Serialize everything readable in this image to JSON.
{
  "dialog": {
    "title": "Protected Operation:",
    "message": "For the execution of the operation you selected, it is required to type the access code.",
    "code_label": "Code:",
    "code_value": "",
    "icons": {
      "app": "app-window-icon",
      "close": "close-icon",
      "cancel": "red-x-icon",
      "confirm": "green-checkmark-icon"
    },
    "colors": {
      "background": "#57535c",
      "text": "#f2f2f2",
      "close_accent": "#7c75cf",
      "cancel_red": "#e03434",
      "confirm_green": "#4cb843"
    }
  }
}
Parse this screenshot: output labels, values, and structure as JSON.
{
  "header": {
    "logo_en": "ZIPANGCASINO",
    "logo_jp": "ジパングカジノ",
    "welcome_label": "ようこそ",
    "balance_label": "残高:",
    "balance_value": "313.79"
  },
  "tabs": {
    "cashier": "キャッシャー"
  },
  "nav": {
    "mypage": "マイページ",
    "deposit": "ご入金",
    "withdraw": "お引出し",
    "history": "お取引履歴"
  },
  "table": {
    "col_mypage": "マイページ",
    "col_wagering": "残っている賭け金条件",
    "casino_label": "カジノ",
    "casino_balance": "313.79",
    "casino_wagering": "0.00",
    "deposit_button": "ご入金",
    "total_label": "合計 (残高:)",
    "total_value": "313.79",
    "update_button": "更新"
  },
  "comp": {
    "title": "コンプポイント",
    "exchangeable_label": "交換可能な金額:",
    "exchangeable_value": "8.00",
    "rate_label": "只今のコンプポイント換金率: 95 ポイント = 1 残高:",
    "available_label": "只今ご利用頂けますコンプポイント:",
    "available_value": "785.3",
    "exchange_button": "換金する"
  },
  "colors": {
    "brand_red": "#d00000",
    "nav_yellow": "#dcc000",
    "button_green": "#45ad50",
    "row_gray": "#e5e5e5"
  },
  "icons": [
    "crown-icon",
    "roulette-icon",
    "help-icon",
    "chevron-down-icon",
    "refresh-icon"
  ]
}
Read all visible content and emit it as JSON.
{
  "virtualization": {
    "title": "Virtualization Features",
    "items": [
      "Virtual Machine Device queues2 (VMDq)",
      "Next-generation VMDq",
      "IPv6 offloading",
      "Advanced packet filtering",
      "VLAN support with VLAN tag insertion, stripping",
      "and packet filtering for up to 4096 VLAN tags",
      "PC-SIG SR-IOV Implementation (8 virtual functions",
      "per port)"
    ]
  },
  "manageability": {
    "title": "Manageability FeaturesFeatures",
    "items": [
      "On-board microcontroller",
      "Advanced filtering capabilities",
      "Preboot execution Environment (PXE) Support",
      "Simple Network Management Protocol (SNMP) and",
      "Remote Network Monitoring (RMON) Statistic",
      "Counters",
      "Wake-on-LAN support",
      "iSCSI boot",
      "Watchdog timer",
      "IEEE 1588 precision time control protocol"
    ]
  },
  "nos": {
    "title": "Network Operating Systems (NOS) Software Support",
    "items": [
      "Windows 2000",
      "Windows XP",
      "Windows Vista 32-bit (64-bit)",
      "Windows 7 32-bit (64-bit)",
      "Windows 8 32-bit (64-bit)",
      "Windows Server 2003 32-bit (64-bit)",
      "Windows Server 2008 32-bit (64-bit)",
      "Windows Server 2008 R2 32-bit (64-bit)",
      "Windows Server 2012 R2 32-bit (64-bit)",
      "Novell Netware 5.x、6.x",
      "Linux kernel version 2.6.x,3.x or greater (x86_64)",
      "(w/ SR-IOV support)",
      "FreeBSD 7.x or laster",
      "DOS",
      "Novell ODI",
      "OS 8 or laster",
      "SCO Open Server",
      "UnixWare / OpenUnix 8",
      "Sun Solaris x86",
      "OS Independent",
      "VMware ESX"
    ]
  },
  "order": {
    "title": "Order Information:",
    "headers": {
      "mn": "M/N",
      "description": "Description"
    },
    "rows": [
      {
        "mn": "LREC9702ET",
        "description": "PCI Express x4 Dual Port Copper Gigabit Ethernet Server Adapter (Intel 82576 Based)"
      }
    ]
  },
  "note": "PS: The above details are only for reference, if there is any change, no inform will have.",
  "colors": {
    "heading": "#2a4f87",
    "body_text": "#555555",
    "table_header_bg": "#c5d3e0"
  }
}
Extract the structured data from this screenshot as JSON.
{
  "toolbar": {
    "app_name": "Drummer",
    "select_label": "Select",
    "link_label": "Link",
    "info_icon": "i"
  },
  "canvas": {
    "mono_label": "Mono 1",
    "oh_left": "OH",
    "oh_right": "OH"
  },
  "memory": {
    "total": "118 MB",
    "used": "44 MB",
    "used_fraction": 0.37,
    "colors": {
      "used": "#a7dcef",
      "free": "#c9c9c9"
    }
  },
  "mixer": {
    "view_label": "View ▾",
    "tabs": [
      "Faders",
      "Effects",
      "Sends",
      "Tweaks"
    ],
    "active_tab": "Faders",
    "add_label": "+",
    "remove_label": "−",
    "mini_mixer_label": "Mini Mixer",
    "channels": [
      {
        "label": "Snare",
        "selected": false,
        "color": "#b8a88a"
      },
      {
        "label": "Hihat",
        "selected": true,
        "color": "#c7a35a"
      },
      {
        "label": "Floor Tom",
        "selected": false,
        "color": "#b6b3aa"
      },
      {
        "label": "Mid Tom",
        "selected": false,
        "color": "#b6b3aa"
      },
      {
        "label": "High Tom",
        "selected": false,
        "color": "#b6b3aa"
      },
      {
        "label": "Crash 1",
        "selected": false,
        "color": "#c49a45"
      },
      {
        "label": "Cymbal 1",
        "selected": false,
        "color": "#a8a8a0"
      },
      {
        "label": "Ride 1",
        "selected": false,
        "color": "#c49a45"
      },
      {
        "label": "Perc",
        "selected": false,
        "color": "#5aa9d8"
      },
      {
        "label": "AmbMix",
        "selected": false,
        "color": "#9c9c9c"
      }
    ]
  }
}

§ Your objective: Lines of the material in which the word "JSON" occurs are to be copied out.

§ Answer section:
Serialize everything readable in this image to JSON.
Parse this screenshot: output labels, values, and structure as JSON.
Read all visible content and emit it as JSON.
Extract the structured data from this screenshot as JSON.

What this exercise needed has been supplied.